LAKEWOOD - The mother of the 9-year-old boy who took two flights in an attempt to run away to Dallas said she was stunned but proud to hear about her son's actions, according to a TV interview scheduled to air Wednesday night.
"He just showed me that, Mom, 'I'm going to achieve anything I want to do. I'm going to just do it.' So he did it, from driving a car to getting on an airplane," said Sakinah Booker on the syndicated TV show "Inside Edition."
In the interview, her son, Semaj, described riding a bus to the airport and using a man's name he overheard on a Seattle-Tacoma International Airport loudspeaker page to get a boarding pass from Southwest Airlines, according to a news release issued Tuesday by the program.
Southwest Airlines spokeswoman Beth Harbin said she hadn't heard about Semaj obtaining a passenger's name from a loudspeaker page.
Premium content for only $0.99
For the most comprehensive local coverage, subscribe today.
Booker's lawyer, Brett Purtzer, said the mother was considering a lawsuit against Southwest Airlines.
The boy tried to run away to Dallas on Jan. 15 because he disliked Washington and wanted to be with his grandfather. After being stopped by airline employees in San Antonio and held in a home for runaways in Bexar County, Texas, the boy is back with his mother.
He faces charges in connection with a high-speed chase in a stolen car on state Route 512 the day before his airline escapade.
The boy is accused of stealing a 1986 Acura from his neighbor in the Tacoma suburb of Lakewood and leading police on a chase at speeds of up to 80 mph, according to charging documents.
After his engine blew, police tried to place the boy at Remann Hall juvenile jail in Tacoma and at a Child Protective Services facility, but both places turned him down because of his age, according to Lakewood police.
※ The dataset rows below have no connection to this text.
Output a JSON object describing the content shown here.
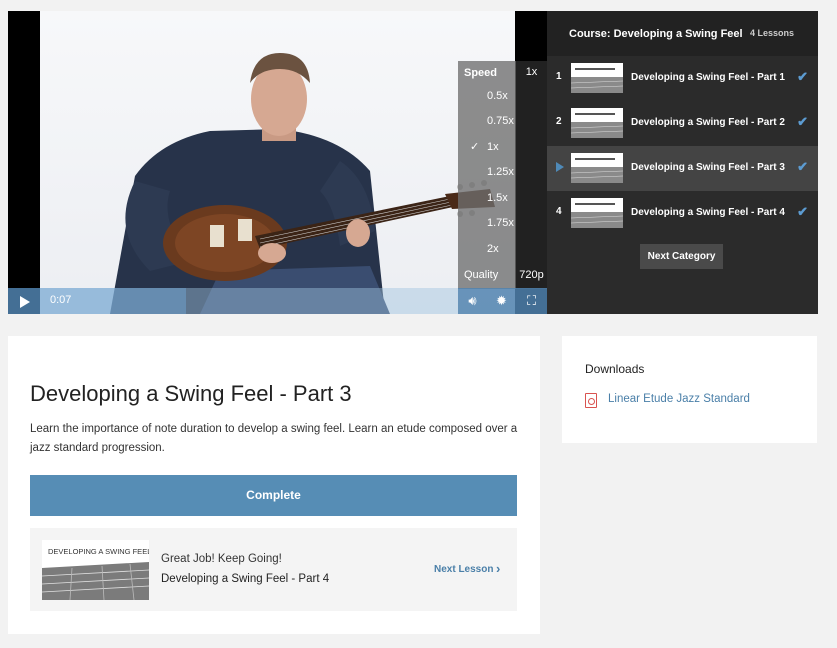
{
  "player": {
    "speed_menu": {
      "title": "Speed",
      "options": [
        "0.5x",
        "0.75x",
        "1x",
        "1.25x",
        "1.5x",
        "1.75x",
        "2x"
      ],
      "selected": "1x",
      "quality_label": "Quality"
    },
    "current_speed": "1x",
    "current_quality": "720p",
    "time": "0:07",
    "progress_fraction": 0.35,
    "controls": {
      "play_icon": "play-icon",
      "volume_icon": "volume-icon",
      "settings_icon": "gear-icon",
      "fullscreen_icon": "fullscreen-icon"
    }
  },
  "course": {
    "title": "Course: Developing a Swing Feel",
    "count": "4 Lessons",
    "lessons": [
      {
        "number": "1",
        "name": "Developing a Swing Feel - Part 1",
        "completed": true
      },
      {
        "number": "2",
        "name": "Developing a Swing Feel - Part 2",
        "completed": true
      },
      {
        "number": "",
        "name": "Developing a Swing Feel - Part 3",
        "completed": true,
        "active": true
      },
      {
        "number": "4",
        "name": "Developing a Swing Feel - Part 4",
        "completed": true
      }
    ],
    "next_category": "Next Category"
  },
  "main": {
    "title": "Developing a Swing Feel - Part 3",
    "description": "Learn the importance of note duration to develop a swing feel.  Learn an etude composed over a jazz standard progression.",
    "complete_label": "Complete",
    "next": {
      "thumb_text": "DEVELOPING A SWING FEEL",
      "cheer": "Great Job! Keep Going!",
      "lesson_name": "Developing a Swing Feel - Part 4",
      "link_label": "Next Lesson"
    }
  },
  "downloads": {
    "title": "Downloads",
    "items": [
      {
        "name": "Linear Etude Jazz Standard",
        "icon": "pdf-icon"
      }
    ]
  },
  "colors": {
    "accent": "#568db5",
    "check": "#5c9bd1",
    "link": "#4a7fa8",
    "pdf": "#d9534f"
  }
}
He was returned home to his mother that night.
"We do intend to proceed with the criminal charges that have been filed related to the incident on Jan. 14," said Fred Wist, chief prosecutor for Pierce County's juvenile division.
On Jan. 15, the 4-foot-9-inch fourth-grader managed to talk his way onto two flights, from Seattle to Phoenix and then to San Antonio.
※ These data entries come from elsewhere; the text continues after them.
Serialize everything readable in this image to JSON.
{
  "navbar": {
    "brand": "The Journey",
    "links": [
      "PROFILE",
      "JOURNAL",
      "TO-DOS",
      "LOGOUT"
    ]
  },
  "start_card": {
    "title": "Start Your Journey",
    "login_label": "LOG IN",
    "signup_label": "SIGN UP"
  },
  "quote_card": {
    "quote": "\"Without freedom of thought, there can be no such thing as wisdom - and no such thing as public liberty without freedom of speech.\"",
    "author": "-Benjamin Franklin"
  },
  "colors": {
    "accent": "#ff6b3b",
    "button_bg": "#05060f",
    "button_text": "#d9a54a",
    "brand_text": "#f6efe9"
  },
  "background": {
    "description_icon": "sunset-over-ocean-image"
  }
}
Southwest Airlines said Semaj presented himself as a 12-year-old, and therefore would not have been listed as an unaccompanied minor. He requested a boarding pass, saying his mother was already in the boarding area.
Because he's younger than 18, he didn't have to show identification to get through airport security.
The boy was finally stopped by Southwest Airlines employees at San Antonio International Airport while trying to board a flight to Dallas because, officials said, he did not have information that matched a reservation.
Southwest Airlines is still investigating what happened that day, Harbin said.
"We are talking to every possible person we can to make sure we understand what happened," she said.